Philippine president regrets offensive remark towards Obama
Duterte said that while his "strong comments" in response "elicited concern and distress, we also regret it came across as a personal attack on the U.S. president."
AP Photo/Bullit Marquez
Philippine President Rodrigo Duterte expressed regret Tuesday over his "son of a whore" remark while referring to President Barack Obama, in a rare display of contrition by a politician whose wide arc of profanities has unabashedly targeted world figures including the pope and the U.N. chief.
In a statement read out by his spokesman, Duterte said that while his "strong comments" in response to questions by a reporter "elicited concern and distress, we also regret it came across as a personal attack on the U.S. president."
Duterte had made the intemperate remarks Monday before flying to Laos, where he is attending a regional summit. He had been scheduled to meet Obama separately in Laos, but Obama indicated he had second thoughts, and the White House announced that the meeting had been canceled.
The Philippines did not comment publicly on the cancellation until about nine hours later, when Duterte's statement said that both sides had "mutually agreed to postpone" the meeting.
Even though Duterte's latest comment does not amount to an apology, the expression of regret is unusual for the tough-talking former mayor, who is unapologetic about his manner of speech and liberally peppers casual statements with similar profanities.
But perhaps Duterte's aides realized it would be unwise to take on the most powerful official in the world, and that there would be a price to pay for insulting the president of the United States.
The U.S. is one of the Philippines' largest trading partners and a key security ally in its fight against terrorism in the country's south. Manila also needs Washington's help in dealing with a more assertive China in the disputed South China Sea. The U.S. also provides hundreds of millions of dollars in annual financial assistance to the Philippine military.
Duterte likely had realized his folly by the time he arrived in the Laotian capital of Vientiane on Monday night.
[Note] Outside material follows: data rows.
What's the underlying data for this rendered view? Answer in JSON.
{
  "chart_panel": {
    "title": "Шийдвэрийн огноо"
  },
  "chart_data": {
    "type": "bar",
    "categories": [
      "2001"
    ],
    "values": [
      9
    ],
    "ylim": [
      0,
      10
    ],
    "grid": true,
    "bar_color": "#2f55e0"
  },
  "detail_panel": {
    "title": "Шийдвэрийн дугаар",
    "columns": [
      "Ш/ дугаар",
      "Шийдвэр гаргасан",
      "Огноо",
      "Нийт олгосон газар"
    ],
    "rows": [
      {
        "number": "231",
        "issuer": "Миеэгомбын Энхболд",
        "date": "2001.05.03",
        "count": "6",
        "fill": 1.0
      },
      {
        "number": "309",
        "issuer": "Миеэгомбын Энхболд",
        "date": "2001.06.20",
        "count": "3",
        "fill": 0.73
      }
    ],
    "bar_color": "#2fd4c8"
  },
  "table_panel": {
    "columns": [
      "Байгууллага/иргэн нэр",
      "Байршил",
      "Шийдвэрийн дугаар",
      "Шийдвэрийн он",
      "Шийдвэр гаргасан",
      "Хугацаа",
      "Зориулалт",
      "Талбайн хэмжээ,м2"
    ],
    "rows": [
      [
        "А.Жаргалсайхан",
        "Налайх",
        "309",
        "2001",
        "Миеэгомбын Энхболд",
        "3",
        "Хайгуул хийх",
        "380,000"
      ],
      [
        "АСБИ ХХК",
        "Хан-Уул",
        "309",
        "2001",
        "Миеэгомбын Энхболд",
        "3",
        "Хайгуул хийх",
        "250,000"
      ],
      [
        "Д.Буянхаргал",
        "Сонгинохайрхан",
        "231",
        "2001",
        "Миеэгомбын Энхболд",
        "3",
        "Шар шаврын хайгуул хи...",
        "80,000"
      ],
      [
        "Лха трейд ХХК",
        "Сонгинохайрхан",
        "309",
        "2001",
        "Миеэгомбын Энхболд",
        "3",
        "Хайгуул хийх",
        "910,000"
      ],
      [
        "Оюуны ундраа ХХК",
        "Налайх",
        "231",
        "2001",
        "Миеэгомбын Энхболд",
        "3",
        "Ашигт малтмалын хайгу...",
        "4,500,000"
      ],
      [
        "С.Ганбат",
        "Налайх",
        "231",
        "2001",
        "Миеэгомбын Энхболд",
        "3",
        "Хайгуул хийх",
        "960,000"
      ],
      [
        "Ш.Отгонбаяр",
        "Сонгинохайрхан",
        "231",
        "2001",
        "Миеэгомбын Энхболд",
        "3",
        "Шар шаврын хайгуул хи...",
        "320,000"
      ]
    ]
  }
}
Speaking to reporters here, he said, "I do not want to quarrel with the most powerful country on the planet," but immediately took his typical combative approach by saying: "Washington has been so liberal about criticizing human rights, human rights and human rights. How about you? I have so many questions also about human rights to ask you. So ... people who live in glass houses should not" throw stones at others.
He said if the White House had problems with him, it could have sent him a diplomatic note and let him respond. "There's a protocol for that," Duterte said. "You just cannot shoot a statement against the president of any country."
But by Tuesday, he had done a complete U-turn in the tone of his statement.
"We look forward to ironing out differences arising out of national priorities and perceptions, and working in mutually responsible ways for both countries," the statement said.
The flap over Duterte's remarks started when a reporter asked him how he intends to explain the extrajudicial killings of drug dealers to Obama. More than 2,000 suspected drug dealers and users have been killed since Duterte launched a war on drugs after taking office on June 30.
In his typical foul-mouthed style, Duterte responded: "I am a president of a sovereign state and we have long ceased to be a colony. I do not have any master except the Filipino people, nobody but nobody. You must be respectful. Do not just throw questions. Putang ina, I will swear at you in that forum," he said, using the Tagalog phrase for "son of a whore."
Duterte has previously cursed Pope Francis and U.N. Secretary-General Ban Ki-moon.
"Who is he (Obama) to confront me?" Duterte said, adding that the Philippines had not received an apology from the United States for misdeeds committed during its colonization of the country.
He pointed to the killing of Muslim Moros more than a century ago during a U.S. pacification campaign in the southern Philippines, blaming the wounds of the past as "the reason why (the south) continues to boil" with separatist insurgencies.
Last week, Duterte said he was ready to defend his bloody crackdown on illegal drugs, which has sparked concern from the U.S. and other countries.
Duterte said he would demand that Obama allow him to first explain the context of his crackdown before engaging the U.S. president in a discussion about the deaths.
Duterte has had a troublesome relation with the United States, questioning its inability to stop genocidal killings in the Middle East and Africa, and citing U.S. police shootings of black Americans that have set off protests.
He has also taken on a more conciliatory position with U.S. rival China. Philippines-China ties were strained under Duterte's predecessors due to territorial conflicts in the South China Sea. Duterte proclaimed early in his presidency that he would pursue a foreign policy not dependent on the United States.
Former Philippine Foreign Secretary Albert del Rosario, under whose watch U.S.-Philippine relations blossomed, expressed disappointment over the aborted meeting with the U.S.
"An invaluable occasion to have our leaders meet for the purpose of discussing how to strengthen our comprehensive areas of cooperation would have been a golden opportunity," del Rosario said.